On a fourth studio album, most artists would reinvent themselves in some small, noticeable way; reveal a new look, change up their sound, or work with a new team. With Lust for Life, Lana Del Rey is back with more of the same, though decidedly. She knows herself and for her, that’s enough.[Text Wrapping Break]Her output is constant – always pushing her exploration of the gloomy glamour of California dreaming and the dredges of American melancholia. Oddly, on the album’s cover she is sunny-eyed and smiling, with daffodils in her hair, embodying the eponymous ‘60s flower-child. In the 1967 essay, Slouching Towards Bethlehem, writer Joan Didion integrated herself within a group of San Francisco’s ‘hippies,’ (the people Lana often embodies) finding a generation lost and in search of something greater, though none could really define ‘what.’ Lana finds herself in a similar position throughout Lust for Life.
Standouts include “Summer Bummer” featuring A$AP Rocky and Playboy Carti, where Lana is at her most Lana – “wrapping you up in [her] daisy chains” atop a trap beat and her signature withdrawn coos. As an antithesis to her hip-hop lenience, she offers “Beautiful People Beautiful Problems,” featuring Stevie Nicks, which is an inspired-‘60s girl group song for two artists that could not offer better synthesis. The song is setting aside one’s own day-to-day distractions and seeing your larger connection to the world. Sadly, Lana offers no solutions, just the lamentation “We gotta try every day and night.”

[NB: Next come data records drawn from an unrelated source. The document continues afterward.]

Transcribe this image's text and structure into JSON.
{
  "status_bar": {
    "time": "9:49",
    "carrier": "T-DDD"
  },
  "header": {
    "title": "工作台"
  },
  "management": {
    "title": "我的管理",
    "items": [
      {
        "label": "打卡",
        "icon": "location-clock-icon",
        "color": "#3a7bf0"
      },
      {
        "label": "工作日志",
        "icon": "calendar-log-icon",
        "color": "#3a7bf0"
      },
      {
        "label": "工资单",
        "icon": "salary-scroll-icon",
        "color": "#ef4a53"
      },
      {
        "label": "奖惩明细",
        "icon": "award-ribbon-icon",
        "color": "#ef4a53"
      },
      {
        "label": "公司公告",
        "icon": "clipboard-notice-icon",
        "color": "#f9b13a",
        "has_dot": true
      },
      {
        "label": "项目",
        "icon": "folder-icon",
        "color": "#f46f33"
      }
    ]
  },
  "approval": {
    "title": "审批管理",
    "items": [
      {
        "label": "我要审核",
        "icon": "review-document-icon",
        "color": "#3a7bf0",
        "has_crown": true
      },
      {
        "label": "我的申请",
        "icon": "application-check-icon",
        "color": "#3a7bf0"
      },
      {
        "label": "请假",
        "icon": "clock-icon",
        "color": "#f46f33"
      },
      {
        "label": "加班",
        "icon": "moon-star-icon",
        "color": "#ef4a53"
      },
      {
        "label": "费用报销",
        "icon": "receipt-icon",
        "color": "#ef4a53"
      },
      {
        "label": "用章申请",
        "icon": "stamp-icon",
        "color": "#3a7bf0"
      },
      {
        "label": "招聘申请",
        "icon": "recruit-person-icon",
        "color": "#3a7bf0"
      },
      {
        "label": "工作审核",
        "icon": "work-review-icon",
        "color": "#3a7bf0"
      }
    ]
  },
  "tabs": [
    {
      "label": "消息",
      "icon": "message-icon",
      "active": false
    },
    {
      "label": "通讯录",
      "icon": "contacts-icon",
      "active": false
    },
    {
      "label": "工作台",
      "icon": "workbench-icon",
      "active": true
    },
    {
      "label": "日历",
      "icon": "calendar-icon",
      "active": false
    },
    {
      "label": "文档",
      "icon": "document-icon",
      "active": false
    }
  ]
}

Lust for Life is an album to make one feel less alone, though it doesn’t bring any strong realizations about life itself, just more questions.Interscope Records, Lana Del Rey, Lust for Life, Record Review